We're going to turn to a subject in the New Testament that as I think about it is largely ignored and overlooked. And I've been made aware of that in recent months. It was not too many months ago that I was flying on one of those jumbo jets from Los Angeles to London, in the process reading a book that dealt with the issue of slavery in the New Testament time and in the New Testament text. It set me thinking in all kinds of directions. I actually finished the book on the flight I was so rapt in my attention to this particular theme.
Being a slave of Christ may be the best way to define a Christian. We are, as believers, slaves of Christ. You would never suspect that, however, from the language of Christianity. In contemporary Christianity the language is anything but slave language. It is about freedom. It is about liberation. It is about health, wealth, prosperity, finding your own fulfillment, fulfilling your own dream, finding your own purpose. We often hear that God loves you unconditionally and wants you to be all you want to be. He wants to fulfill every ambition, every desire, every hope, every dream. In fact, there are books being written about dreams as if they are gifts from God which God then having given them is bound to fulfill. Personal fulfillment, personal liberation, personal satisfaction, all bound up in an old term in evangelical Christianity, a personal relationship. How many times have we heard that the gospel offers people a personal relationship with Jesus Christ?
What exactly does that mean? Satan has a personal relationship with Jesus Christ and it's not a very good one.

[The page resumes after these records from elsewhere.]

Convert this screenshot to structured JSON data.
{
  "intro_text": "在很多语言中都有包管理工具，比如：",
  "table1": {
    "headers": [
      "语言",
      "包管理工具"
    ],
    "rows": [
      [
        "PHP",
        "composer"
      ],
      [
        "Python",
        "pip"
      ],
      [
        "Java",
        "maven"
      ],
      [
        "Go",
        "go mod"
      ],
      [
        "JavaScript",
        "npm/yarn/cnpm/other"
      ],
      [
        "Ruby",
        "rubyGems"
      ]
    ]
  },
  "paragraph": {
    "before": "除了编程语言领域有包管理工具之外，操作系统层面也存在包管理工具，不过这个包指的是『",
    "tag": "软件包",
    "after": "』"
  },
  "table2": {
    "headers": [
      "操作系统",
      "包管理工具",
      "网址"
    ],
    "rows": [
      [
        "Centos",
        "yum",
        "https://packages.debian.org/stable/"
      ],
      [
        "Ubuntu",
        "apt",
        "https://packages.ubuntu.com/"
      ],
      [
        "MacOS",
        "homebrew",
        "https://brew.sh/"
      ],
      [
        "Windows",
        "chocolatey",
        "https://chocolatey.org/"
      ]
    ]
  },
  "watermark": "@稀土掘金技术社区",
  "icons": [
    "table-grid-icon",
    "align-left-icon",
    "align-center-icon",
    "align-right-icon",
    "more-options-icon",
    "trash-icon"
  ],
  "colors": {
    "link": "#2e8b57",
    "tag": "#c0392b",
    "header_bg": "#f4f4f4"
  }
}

Every living being has a personal relationship with the living God of one kind or another, leading to one end or another.
But what exactly is our relationship to God? What is our relationship to Christ? How are we best to understand it?...